The pitch is that you will make money by paying to participate in the program and recruiting others to join. But if it’s really a pyramid, you and your friends will lose money, not make it.
Stay safe. Be Informed.
- Plans that promise profits mainly for recruiting new members are illegal pyramid schemes. In legitimate multilevel marketing plans, profits come primarily from selling goods and services to consumers.
- Be aware that some pyramids are disguised as “gifting clubs.” New recruits give money to current members with the promise that they will receive money from future recruits.
- Know that all pyramids are doomed to collapse. That’s because it’s impossible to keep on getting fresh recruits who will pay to participate.
- Legitimate multilevel marketing plans only succeed if they offer products or services that customers want. All successful businesses depend on repeat sales. If there isn’t constant demand for the products or services, the business will fail.
- Sales to other distributors don’t count. Legitimate multilevel marketing plans aren’t based on sales to distributors. Profits should come from sales that you and any distributors under you make to the end-users.
- Be wary of big earnings claims. No one can guarantee how much you’ll make. That depends on how hard you work and whether consumers like your products or services. Many people who work in multilevel marketing do it part-time to supplement their other income.
- Check it out before you commit. Get all details in writing, and contact your state or local consumer protection agency for advice. In some states, multilevel marketing companies must register with the government and comply with other requirements.
- Don’t buy more supplies than you need.
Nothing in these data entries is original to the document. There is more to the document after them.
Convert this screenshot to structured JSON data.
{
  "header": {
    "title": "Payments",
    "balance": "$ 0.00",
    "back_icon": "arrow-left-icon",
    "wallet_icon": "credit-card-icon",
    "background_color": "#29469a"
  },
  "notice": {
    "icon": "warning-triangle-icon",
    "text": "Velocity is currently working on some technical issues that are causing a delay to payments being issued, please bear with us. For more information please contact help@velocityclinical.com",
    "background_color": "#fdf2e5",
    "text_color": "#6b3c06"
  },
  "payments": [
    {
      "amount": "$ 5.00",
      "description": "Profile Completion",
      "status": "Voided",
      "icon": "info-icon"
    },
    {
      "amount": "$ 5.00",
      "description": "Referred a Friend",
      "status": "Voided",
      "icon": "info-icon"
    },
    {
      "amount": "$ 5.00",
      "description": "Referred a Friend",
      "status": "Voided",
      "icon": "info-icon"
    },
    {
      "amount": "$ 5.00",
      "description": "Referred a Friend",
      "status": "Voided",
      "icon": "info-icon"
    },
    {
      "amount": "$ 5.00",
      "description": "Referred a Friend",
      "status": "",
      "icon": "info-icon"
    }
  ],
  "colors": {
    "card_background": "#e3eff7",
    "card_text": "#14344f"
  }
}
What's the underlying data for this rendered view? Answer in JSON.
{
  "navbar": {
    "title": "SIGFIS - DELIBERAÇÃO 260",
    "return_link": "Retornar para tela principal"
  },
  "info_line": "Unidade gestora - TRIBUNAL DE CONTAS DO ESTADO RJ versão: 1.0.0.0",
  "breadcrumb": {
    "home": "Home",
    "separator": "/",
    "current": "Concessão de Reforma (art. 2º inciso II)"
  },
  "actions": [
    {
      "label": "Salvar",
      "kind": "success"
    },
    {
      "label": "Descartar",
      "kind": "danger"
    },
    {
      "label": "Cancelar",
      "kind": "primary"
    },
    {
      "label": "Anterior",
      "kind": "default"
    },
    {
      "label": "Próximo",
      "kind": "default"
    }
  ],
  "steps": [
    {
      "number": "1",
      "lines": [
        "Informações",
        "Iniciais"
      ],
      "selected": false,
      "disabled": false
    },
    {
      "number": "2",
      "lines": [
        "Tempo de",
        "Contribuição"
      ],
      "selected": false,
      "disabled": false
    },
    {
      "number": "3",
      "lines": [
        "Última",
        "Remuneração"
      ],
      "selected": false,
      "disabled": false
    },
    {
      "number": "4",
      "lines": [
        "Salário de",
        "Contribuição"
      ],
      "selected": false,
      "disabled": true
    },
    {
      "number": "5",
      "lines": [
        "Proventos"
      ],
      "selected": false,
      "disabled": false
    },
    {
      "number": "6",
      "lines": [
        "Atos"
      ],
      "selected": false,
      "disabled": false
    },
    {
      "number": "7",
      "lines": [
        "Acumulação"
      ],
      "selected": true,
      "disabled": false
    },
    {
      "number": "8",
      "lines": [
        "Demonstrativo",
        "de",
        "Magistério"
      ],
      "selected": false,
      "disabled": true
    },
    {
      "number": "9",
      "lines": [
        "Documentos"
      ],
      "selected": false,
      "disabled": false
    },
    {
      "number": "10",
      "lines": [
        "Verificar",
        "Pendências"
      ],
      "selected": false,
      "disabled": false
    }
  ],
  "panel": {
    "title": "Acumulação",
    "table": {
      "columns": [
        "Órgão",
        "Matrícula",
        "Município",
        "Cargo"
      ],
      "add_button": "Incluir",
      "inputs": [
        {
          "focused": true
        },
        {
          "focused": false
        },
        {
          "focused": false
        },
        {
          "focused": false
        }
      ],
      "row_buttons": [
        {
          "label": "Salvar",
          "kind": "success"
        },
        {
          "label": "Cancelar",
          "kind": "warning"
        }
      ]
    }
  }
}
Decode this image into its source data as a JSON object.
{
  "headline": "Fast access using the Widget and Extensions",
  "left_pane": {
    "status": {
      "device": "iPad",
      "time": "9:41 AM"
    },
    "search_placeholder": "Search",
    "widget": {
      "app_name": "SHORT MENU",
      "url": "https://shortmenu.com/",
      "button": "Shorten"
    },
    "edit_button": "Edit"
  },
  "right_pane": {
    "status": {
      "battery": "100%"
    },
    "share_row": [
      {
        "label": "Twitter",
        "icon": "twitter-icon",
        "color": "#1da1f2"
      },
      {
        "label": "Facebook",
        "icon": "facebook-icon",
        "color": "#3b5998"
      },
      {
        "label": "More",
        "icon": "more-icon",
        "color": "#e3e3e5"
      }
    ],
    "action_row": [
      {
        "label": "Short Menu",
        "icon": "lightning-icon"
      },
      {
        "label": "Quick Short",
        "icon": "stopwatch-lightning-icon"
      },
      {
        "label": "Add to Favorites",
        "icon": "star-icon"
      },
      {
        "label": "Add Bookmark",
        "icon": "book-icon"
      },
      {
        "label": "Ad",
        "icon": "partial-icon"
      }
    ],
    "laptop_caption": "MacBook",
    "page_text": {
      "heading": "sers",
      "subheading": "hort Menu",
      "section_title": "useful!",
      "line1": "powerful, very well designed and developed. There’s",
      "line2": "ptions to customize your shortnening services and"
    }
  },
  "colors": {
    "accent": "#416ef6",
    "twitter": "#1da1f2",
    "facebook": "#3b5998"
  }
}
Some fraudulent companies try to force distributors to pay for more products than they can reasonably sell.
Whether you have a little money or a lot, you’d probably like to have more to “feather your nest.” But your money could fly away if you get caught in an investment scam.
Stay safe. Be Informed.
- Don’t believe claims that there is no risk. There is always risk in investments, and no one but a con artist will tell you otherwise. Know the risk before you invest.
- Beware of promises that you’ll make big profits fast. No one can accurately predict how an investment will do. Often the investments that promise the most pay-off are also the most risky.
- Get the details in writing. Legitimate companies will be happy to give you all the information you need.
- Don’t agree to anything on the spot. Pressure to act immediately is a danger sign of fraud.
- Understand your investments. Do you know the difference between stocks and bonds, margin accounts and cash accounts, options and futures, mutual funds and certificates of deposit? If not, do your homework before you invest.
- Don’t act on testimonials from strangers. Someone who appears to want to share a friendly tip about a great investment opportunity may actually be a con artist trying to lure you into an investment scam.
- Be especially wary of investments in commodities. Crooks often promise that the value of investments in coins, precious metals, artwork, oil leases, gemstones, and other commodities will rise. The truth is that the value of these types of investments can go up or down significantly.
- Steer clear of “offshore investments.” These are often promoted as a way to avoid taxes. Actually, you are still liable for taxes, and the investments themselves are usually very risky.
- Be cautious about emails for investments. Many unsolicited emails are fraudulent.